→ **Problem description**:
What lines of the data below hold the string "icon"? Copy each one out.

[Data excerpts]
# # # # # # #
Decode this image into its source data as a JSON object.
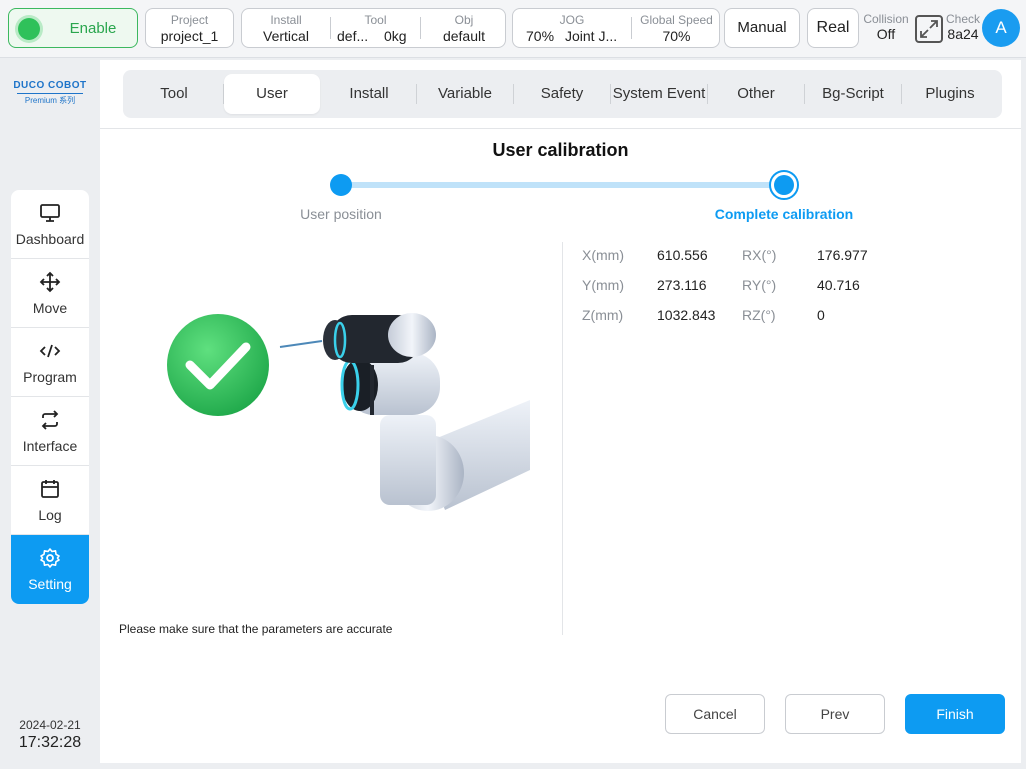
{
  "topbar": {
    "enable_label": "Enable",
    "project": {
      "caption": "Project",
      "value": "project_1"
    },
    "install": {
      "caption": "Install",
      "value": "Vertical"
    },
    "tool": {
      "caption": "Tool",
      "value_name": "def...",
      "value_load": "0kg"
    },
    "obj": {
      "caption": "Obj",
      "value": "default"
    },
    "jog": {
      "caption": "JOG",
      "value_speed": "70%",
      "value_mode": "Joint J..."
    },
    "global_speed": {
      "caption": "Global Speed",
      "value": "70%"
    },
    "mode_label": "Manual",
    "real_label": "Real",
    "collision": {
      "caption": "Collision",
      "value": "Off"
    },
    "check": {
      "caption": "Check",
      "value": "8a24"
    },
    "avatar_letter": "A"
  },
  "logo": {
    "line1": "DUCO COBOT",
    "line2": "Premium 系列"
  },
  "sidebar": {
    "items": [
      {
        "label": "Dashboard",
        "icon": "monitor-icon"
      },
      {
        "label": "Move",
        "icon": "move-arrows-icon"
      },
      {
        "label": "Program",
        "icon": "code-icon"
      },
      {
        "label": "Interface",
        "icon": "swap-icon"
      },
      {
        "label": "Log",
        "icon": "calendar-icon"
      },
      {
        "label": "Setting",
        "icon": "gear-icon"
      }
    ],
    "active_index": 5
  },
  "datetime": {
    "date": "2024-02-21",
    "time": "17:32:28"
  },
  "tabs": [
    {
      "label": "Tool"
    },
    {
      "label": "User"
    },
    {
      "label": "Install"
    },
    {
      "label": "Variable"
    },
    {
      "label": "Safety"
    },
    {
      "label": "System Event"
    },
    {
      "label": "Other"
    },
    {
      "label": "Bg-Script"
    },
    {
      "label": "Plugins"
    }
  ],
  "active_tab": 1,
  "content": {
    "title": "User calibration",
    "steps": [
      {
        "label": "User position"
      },
      {
        "label": "Complete calibration"
      }
    ],
    "params": [
      {
        "label_a": "X(mm)",
        "value_a": "610.556",
        "label_b": "RX(°)",
        "value_b": "176.977"
      },
      {
        "label_a": "Y(mm)",
        "value_a": "273.116",
        "label_b": "RY(°)",
        "value_b": "40.716"
      },
      {
        "label_a": "Z(mm)",
        "value_a": "1032.843",
        "label_b": "RZ(°)",
        "value_b": "0"
      }
    ],
    "notice": "Please make sure that the parameters are accurate",
    "buttons": {
      "cancel": "Cancel",
      "prev": "Prev",
      "finish": "Finish"
    }
  },
  "colors": {
    "accent": "#0d9bf2",
    "enable_green": "#2fc15a",
    "check_green": "#34c759"
  }
}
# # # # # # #
→ **Solution for this exercise**:
        "icon": "monitor-icon"
        "icon": "move-arrows-icon"
        "icon": "code-icon"
        "icon": "swap-icon"
        "icon": "calendar-icon"
        "icon": "gear-icon"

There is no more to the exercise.